I see underwater photography as such an incredibly broad adventure. There are so many possible avenues to explore. I will start off with advice from one of my favourite photographers. The rest expands from there. It's a patchwork of throughs and ideas that have trickled down to my own approach. 

“Photograph what is closest to you and the things that you enjoy and have an interest in. Make the whole process as fun and as least difficult as possible.” - Trent Parke 


Get comfortable in your chosen environment - Go out swimming without a camera and enjoy the view, the more comfortable you are underwater the easier it will be to get lost in the scenery 

Use the tools you have - Whether it is your phone in a case, point and shoot camera or a specialist underwater housing - the important part is to start. There are so many options out there and should you choose to get a housing it’s best to base it on the way you like to work 

Shoot your own backyard - You don’t need to travel far or go to exotic locations to find wonderful things to photograph underwater. Photograph light, your dive buddies, plankton or reflections on your own feet. Venture into lakes, rivers, oceans or your own backyard pool

Use a hand strap - This should prevent your equipment floating off into the abyss 

Get to know your equipment - The idea is that your hands will easily be able to navigate your underwater housing without taking too much of your attention away from the surroundings

Find a buddy - Never dive alone. There are so many people who love exploring underwater, so find a friend that will not only encourage you to get into a cold wet wetsuit but also keep an eye out for you - and you can do the same for them

Choose appropriate equipment for the conditions you are working in - Example: When free-diving with a wetsuit use a weight belt, it will allow you to dive down easier and conserve a lot of energy and air.  Example 2: I like using a black silicon skirt mask-  it cuts out glare and helps your eyes adjust in poor visibility 

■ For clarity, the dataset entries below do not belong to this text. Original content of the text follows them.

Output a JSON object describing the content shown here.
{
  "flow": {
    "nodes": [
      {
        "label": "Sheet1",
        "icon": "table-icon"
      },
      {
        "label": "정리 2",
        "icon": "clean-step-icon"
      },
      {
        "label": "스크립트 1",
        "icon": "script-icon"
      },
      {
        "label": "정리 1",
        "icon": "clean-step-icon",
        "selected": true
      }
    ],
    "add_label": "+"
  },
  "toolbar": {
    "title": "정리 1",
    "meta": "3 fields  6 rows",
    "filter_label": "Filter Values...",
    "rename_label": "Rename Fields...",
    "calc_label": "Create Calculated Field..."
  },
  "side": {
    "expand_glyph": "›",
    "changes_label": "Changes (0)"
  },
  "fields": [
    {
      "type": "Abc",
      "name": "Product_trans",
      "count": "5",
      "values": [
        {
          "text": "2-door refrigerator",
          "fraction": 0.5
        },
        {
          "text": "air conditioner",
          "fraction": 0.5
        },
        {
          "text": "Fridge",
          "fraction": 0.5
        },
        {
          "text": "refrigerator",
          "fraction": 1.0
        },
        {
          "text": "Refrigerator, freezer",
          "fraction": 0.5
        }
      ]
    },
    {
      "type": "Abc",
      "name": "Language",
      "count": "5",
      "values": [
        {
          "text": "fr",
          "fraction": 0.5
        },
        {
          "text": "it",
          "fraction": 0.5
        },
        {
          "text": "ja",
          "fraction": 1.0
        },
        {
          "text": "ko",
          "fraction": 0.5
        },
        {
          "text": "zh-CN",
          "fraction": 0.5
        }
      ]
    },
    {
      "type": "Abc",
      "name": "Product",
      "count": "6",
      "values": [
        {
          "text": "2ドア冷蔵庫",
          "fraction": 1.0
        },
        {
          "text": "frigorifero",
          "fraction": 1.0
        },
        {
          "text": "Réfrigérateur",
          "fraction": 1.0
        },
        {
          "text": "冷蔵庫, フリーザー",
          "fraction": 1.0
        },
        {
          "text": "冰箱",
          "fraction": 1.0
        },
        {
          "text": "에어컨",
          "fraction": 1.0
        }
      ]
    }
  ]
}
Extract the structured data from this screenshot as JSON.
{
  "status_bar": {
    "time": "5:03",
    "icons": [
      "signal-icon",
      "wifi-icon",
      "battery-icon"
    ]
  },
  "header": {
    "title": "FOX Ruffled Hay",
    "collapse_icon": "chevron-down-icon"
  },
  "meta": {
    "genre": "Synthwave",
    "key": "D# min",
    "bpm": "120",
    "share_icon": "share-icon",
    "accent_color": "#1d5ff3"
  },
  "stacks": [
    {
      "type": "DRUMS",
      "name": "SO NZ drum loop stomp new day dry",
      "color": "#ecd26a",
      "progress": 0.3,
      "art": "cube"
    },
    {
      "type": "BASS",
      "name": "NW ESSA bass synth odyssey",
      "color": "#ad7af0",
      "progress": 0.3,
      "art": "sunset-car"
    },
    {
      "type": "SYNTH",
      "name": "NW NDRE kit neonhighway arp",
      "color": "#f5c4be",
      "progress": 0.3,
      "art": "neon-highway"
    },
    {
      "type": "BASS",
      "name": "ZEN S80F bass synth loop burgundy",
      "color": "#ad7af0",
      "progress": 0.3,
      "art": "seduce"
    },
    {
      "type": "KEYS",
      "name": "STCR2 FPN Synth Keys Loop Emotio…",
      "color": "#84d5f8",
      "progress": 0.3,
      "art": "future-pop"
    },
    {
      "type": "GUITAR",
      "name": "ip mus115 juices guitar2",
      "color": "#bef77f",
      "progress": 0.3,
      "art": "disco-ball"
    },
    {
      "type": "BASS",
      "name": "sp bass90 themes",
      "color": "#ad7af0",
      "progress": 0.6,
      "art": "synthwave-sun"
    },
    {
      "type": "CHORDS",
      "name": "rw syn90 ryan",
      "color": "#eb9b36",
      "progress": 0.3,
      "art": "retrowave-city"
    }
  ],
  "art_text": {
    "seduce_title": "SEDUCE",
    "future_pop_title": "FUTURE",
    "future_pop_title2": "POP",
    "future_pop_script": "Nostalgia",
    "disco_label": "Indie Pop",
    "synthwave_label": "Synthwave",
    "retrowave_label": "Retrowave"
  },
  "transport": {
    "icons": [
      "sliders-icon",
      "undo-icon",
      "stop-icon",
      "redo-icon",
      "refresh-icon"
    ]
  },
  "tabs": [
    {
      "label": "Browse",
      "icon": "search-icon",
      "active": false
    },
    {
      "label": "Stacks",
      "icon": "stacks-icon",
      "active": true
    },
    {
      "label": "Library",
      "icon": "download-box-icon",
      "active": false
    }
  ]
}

Expand your skills- One thing that I greatly benefited from is doing swimming lessons and a free-diving course. The biggest benefit for me was learning how to do safety and recovery breaths. These skills can help you in so many scenarios and one day maybe save your or your buddies life. I never dive deep and usually work in depths of 5 - 10 metres however it’s important for me to be aware of my limits so I can work comfortably and troubleshoot when necessary


Explore and Play -  Always play, go into the ocean just to swim and feel the water, go in non perfect conditions and at different times of day. Try different lenses, depths and explore. Go even when the visibility is horrible and it's raining. If you are like me, in that moment you probably won't feel like it. But that's exactly when you should go. Because you will always find something new and those are the experiences that will inform your work later on


Shot on

Olympus OM-D E-M1 Mark II | PT-EP14 Underwater Case | Olympus OM-D E-M5 Mark II | PT-EP13 Underwater Case | M.ZUIKO PREMIUM 12 mm F2.0 | M.ZUIKO PREMIUM 25 mm F1.8 | M.ZUIKO PREMIUM 60 mm F2.8 Macro